Saturday 30 April 2011

The book of Ben's sea

Every now and then you get a present that has you turning your head away pretending an insect has just flown into your eye. Such was the case with 'The book of Ben's sea'.

The book was compiled my close friend Sergio Oca. He took the time to trawl back through this blog looking for decent pics of the sea. He then straightened them, adjusted the colour and the contrast and generally made the photos presentable before arranging them all in book form.

Sergio works as the creative director of an advertising agency in Barcelona but at heart he’s a musician and an artist. He has compiled the book with great sensitivity but more than that he’s let the musician in him guide his hand and the book ‘reads’ with the rhythm of a song.

For a long time I’ve felt I should organise my photos of the sea (and of the children for that matter) but I just don’t have the stamina in front of the screen for that sort of thing. So I’m doubly grateful to Sergio for producing this book and for reminding me of my relationship with the sea which he sums up with this Conrad quote on the flyleaf.

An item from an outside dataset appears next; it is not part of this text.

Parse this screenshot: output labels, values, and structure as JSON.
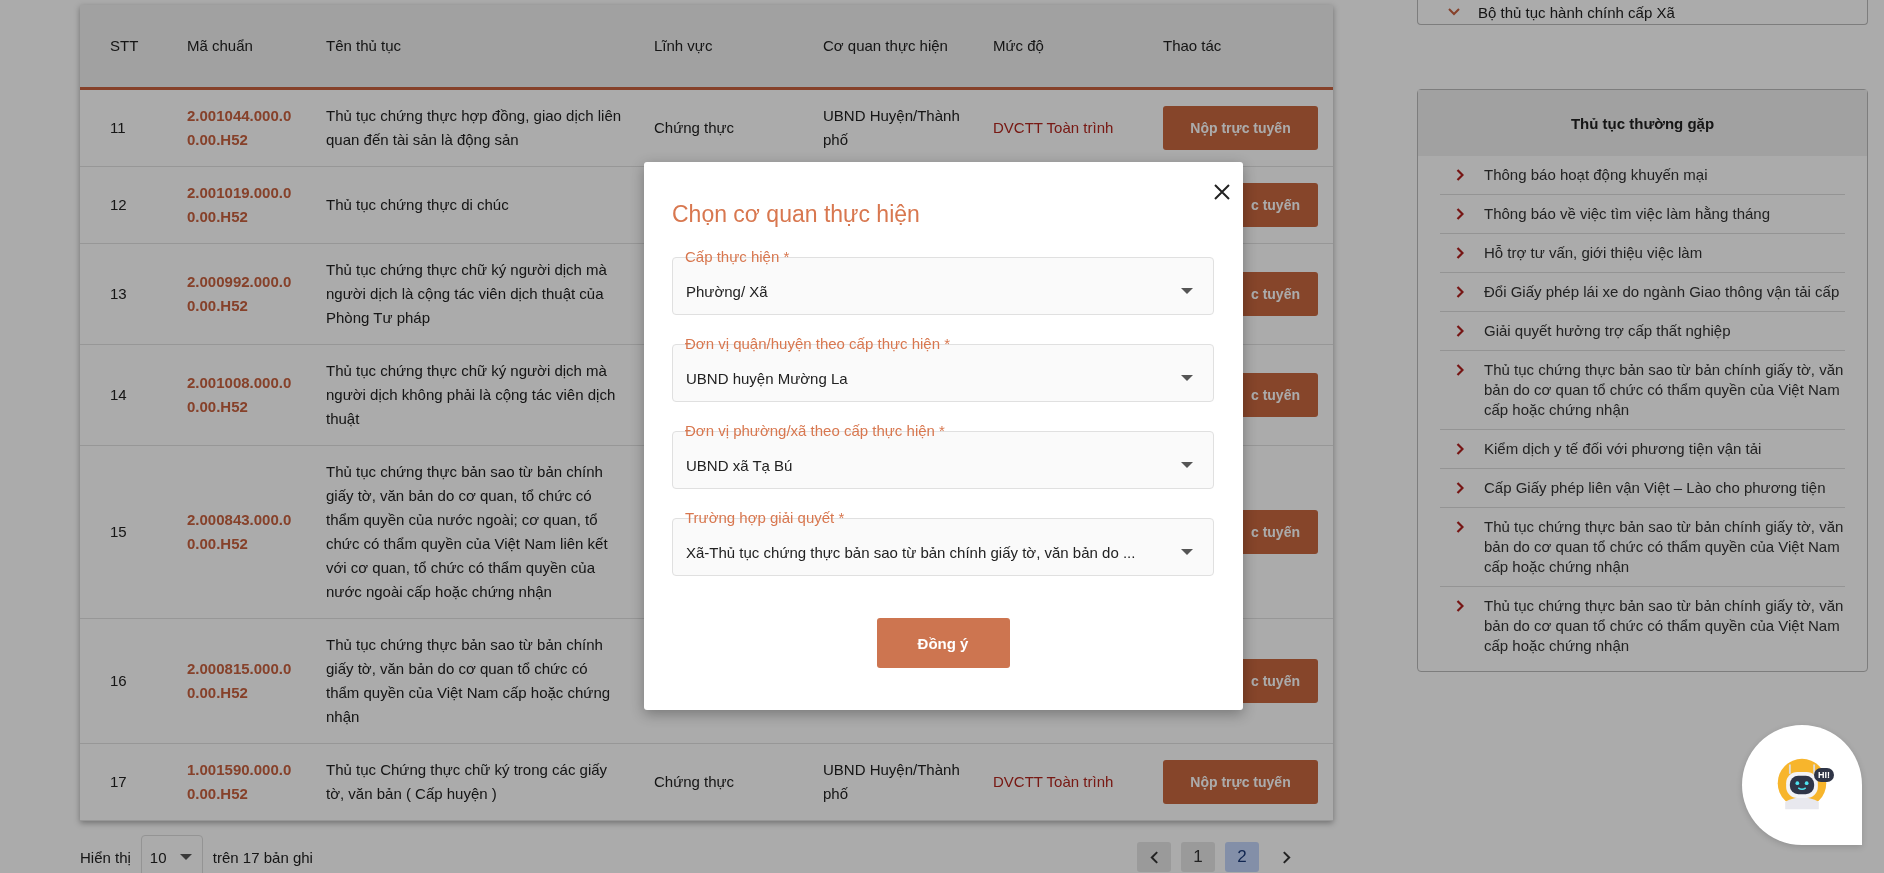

I have attempted here to lay bare with the unreserve of a last hour's confession the terms of my relation with the sea, which beginning mysteriously, like any great passion the inscrutable Gods send to mortals, went on unreasoning and invincible, surviving the test of disillusion, defying the disenchantment that lurks in every day of a strenuous life; went on full of love's delight and love's anguish,
facing them in open-eyed exultation, without bitterness and without repining, from the first hour to the last.
The Mirror of the Sea.

Saturday 16 April 2011

Basque rowing

A while ago Iñaki from the Basque country left a link in the comment box. It’s a video of a ‘trainera’ hurtling along with dolphins gambolling about the bow.

The ‘trainera’ fixed seat rowing boats have developed from anchovy and sardine fishing vessels that could be rowed or sailed. Originally made of cedar and beech they are now a high-tech mix of kevlar and carbon fibre. The 12 metre boats weigh in at 200kg. The trainera has 13 oarsmen, 6 pairs and one on his lonesome in the bow, his job is also to help turn the boat by taking his oar off the thole pin, fitting it into a special rowlock and paddling sideways. The patron stands at the stern with a steering oar.

Competition is fierce up on the north coast of Spain and there are active clubs from Galicia to the Basque Country.

I still turn up to training sessions with my local rowing team though only to say hello and receive presents of fresh fish from the fishermen of the crew. Now that I’m underweight again, and have this fabulously streamlined head, they’re trying to convince me to cox. Well, there’s another adventure waiting to unfold.

Saturday 2 April 2011

A simple beach launch

My good friend Paco Beltrán of DosVelas Pictures has uploaded this touching video of Onawind Blue. Though it doesn’t look like a winter’s day this was filmed back in Janurary on one of those warm, calm Mediterranean days that make getting over complicated diseases a cinch.

Regular viewers might recognise Mónica Oca’s music, which first appeared in the final clip of OB’s Ibizian odyssey, ‘Fear is a Giant Octopus’. You can find more of Mónica’s deeply sensitive and moving music at her blog. She can be contacted through the comment box.

DosVelas Pictures are currently working on the film ‘In a Strange Land’, the story of Mu Hpare, a Kayan refuge who, after years of wearing brass coils around her neck, becomes part of a resettlement project in the USA. You can watch the trailer here.

I feel honoured to have a professional documentary maker focus their lens on my little boat with Mónica’s evocative music alongside.